Our brain prefers the “familiar known” of the past because, again not caring about happiness, it knows we’ve “survived it.” The unknown future, even if we intellectually prefer or want it, represents a change in the neurobiological status quo and alarms the mechanisms in our nervous system that attempt to maintain homeostasis. You know this pattern colloquially as “self-sabotaging”. We continually revert back to thinking, feeling, acting, perceiving and experiencing in the same old ways. For better or worse, we are all “addicted” to our state of being, which is a 24/7 cocktail of hormones, neurotransmitters, blood chemistry, heart rate, organ activity, etc. Through deliberate, dedicated actions we can take charge of our nervous system and create a neurobiological state that actually serves us.

If we have been suffering, understanding the “why” beyond what you’ve understood in this articular about the mechanics, will not by itself enable us to switch into thriving mode. Understanding why things have come to be this way may even be completely unnecessary, and often the search for understanding becomes a fool’s errand that doesn’t produce the results we’re hoping for.

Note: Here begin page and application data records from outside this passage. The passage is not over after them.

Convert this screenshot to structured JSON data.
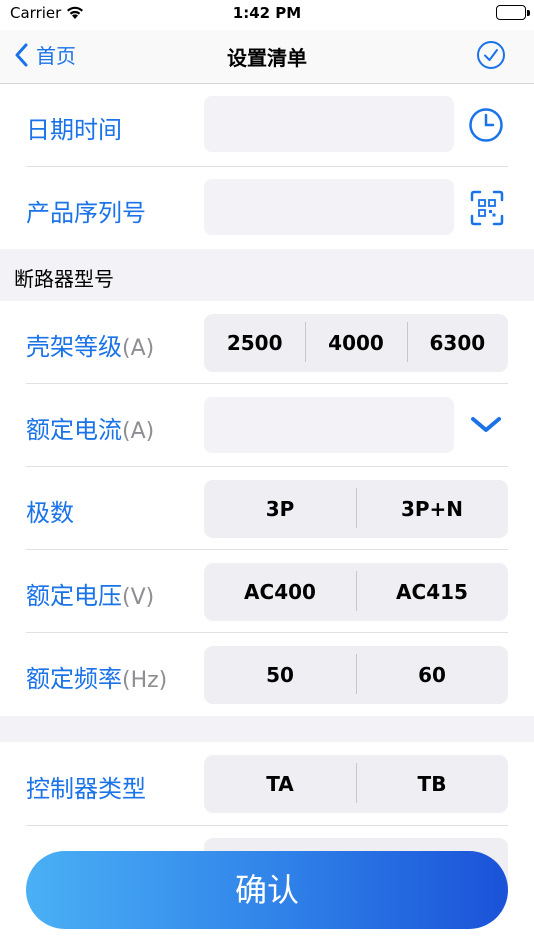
{
  "status_bar": {
    "carrier": "Carrier",
    "time": "1:42 PM"
  },
  "nav": {
    "back_label": "首页",
    "title": "设置清单"
  },
  "rows_top": [
    {
      "label": "日期时间",
      "value": "",
      "icon": "clock-icon"
    },
    {
      "label": "产品序列号",
      "value": "",
      "icon": "qr-scan-icon"
    }
  ],
  "section_breaker": {
    "title": "断路器型号"
  },
  "frame_grade": {
    "label": "壳架等级",
    "unit": "(A)",
    "options": [
      "2500",
      "4000",
      "6300"
    ]
  },
  "rated_current": {
    "label": "额定电流",
    "unit": "(A)",
    "value": "",
    "icon": "chevron-down-icon"
  },
  "poles": {
    "label": "极数",
    "options": [
      "3P",
      "3P+N"
    ]
  },
  "rated_voltage": {
    "label": "额定电压",
    "unit": "(V)",
    "options": [
      "AC400",
      "AC415"
    ]
  },
  "rated_frequency": {
    "label": "额定频率",
    "unit": "(Hz)",
    "options": [
      "50",
      "60"
    ]
  },
  "controller_type": {
    "label": "控制器类型",
    "options": [
      "TA",
      "TB"
    ]
  },
  "confirm_button": {
    "label": "确认"
  },
  "colors": {
    "accent": "#1a73e8",
    "field_bg": "#f2f2f7",
    "section_bg": "#f2f2f7"
  }
}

Typically, I’ve found that “talking about”, “figuring it out” and searching for the “cause” of our suffering usually keeps us stuck: frustrated (fight) or frozen (hopeless), because it reactivates surviving mode.

It can however be very helpful to understand the mechanisms of our nervous system so that we can effectively work with, rather than against our nature. We need to rewire our nervous system and that is achieved through physiological processes and a 3-pronged approach of thinking, feeling and acting in new ways in order to “prune” the neural networks related to habitually enacting surviving mode and to “sprout” new neural networks that foster thriving mode.

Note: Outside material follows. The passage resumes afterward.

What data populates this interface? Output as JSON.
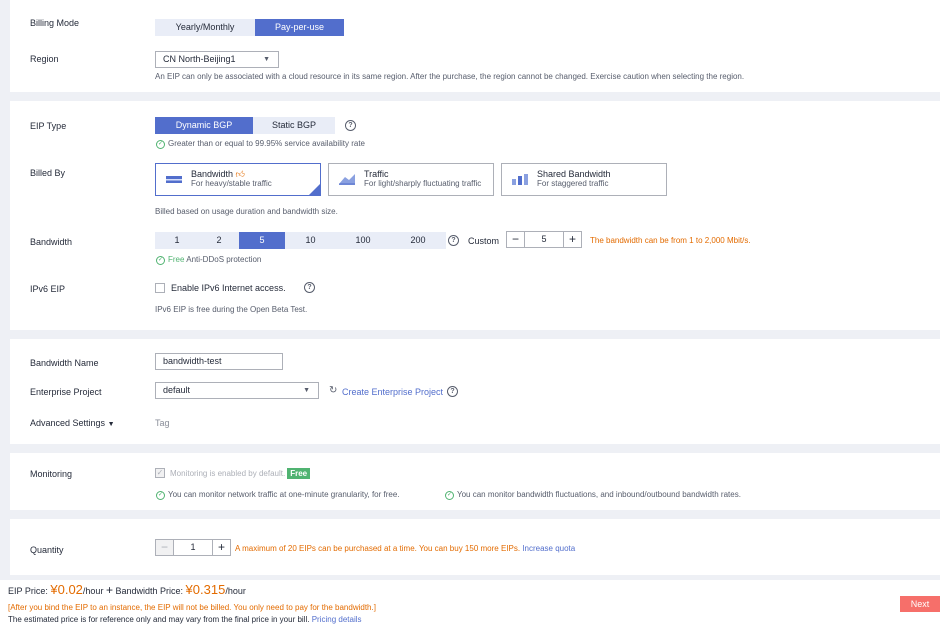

When in thriving mode we have 3 ways of responding to present moment stimuli, all requiring a FELT, neurobiological sense of safety, which enables us to socially engage:

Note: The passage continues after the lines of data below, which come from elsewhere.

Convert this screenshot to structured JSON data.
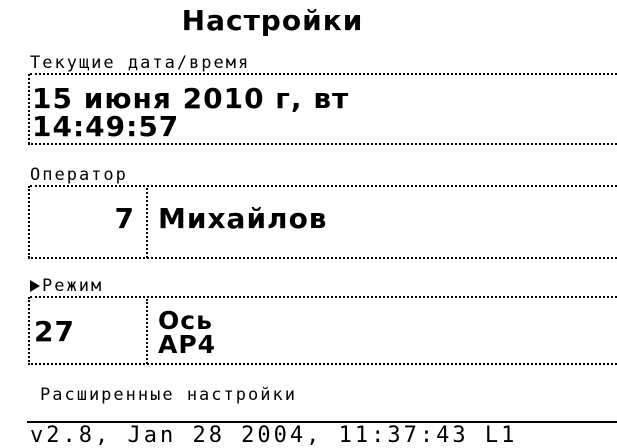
{
  "screen": {
    "title": "Настройки"
  },
  "datetime": {
    "label": "Текущие дата/время",
    "date": "15 июня 2010 г, вт",
    "time": "14:49:57"
  },
  "operator": {
    "label": "Оператор",
    "number": "7",
    "name": "Михайлов"
  },
  "mode": {
    "label": "Режим",
    "selected_icon": "triangle-right-icon",
    "number": "27",
    "line1": "Ось",
    "line2": "AP4"
  },
  "advanced": {
    "label": "Расширенные настройки"
  },
  "footer": {
    "version": "v2.8, Jan 28 2004, 11:37:43 L1"
  }
}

Thriving mode   enables the experience of “togetherness” and the biological safety required to create… LIFE.

Thriving mode enables the experience of “togetherness” and the biological safety required to create… LIFE.

  1. At rest - perhaps enjoying the simple pleasure of a beautiful sunset

  2. Mobilized - play, competition, achievement (enabled by the same parts of our nervous system that have us fight and/or run away when in survival mode)

  3. Immobilized - intimacy and the willingness to be still and vulnerable in the presence of other (the counterpart to “freeze”, but with the requirement of feeling safe).

When thriving mode is on we make good investments with our energy. By that I mean, whatever we put out, we get more back. We get good returns even when we spend a lot of energy. Take for example: a fun, engaging competition requires intense energy output, but it makes us stronger, faster, healthier, and happier.

Surviving mode produces wear and tear, while thriving mode restores and rejuvenates. There is no neutral. In thriving mode healing happens automatically and we have access to all the nervous system’s resources for everything human beings truly desire: connection, joy, creativity, health, achievement, spirituality, wisdom and love.

The majority of this explanatory piece has been about surviving mode, because most people seeking counsel benefit from recognizing their predicament in the explanation in order to inspire willingness to do what it takes to heal and thrive. This begins with a decision to focus a whole lot less on problems and a whole lot more on solutions because what we focus on grows, for better or for worse.

There are many effective modes of health cultivation that can help us thrive.  My experience, study, passion and desire has led me to gather skills and resources to cultivate a practice of therapy based on a plethora of Neurobody Exercises and Personal Facilitation Tools delivered in the context of a safe, trustworthy, non-judgmental, patient and compassionate therapeutic relationship, in order to assist clients in becoming empowered to rewire their own nervous systems so that they can unleash all of the benefits of thriving mode.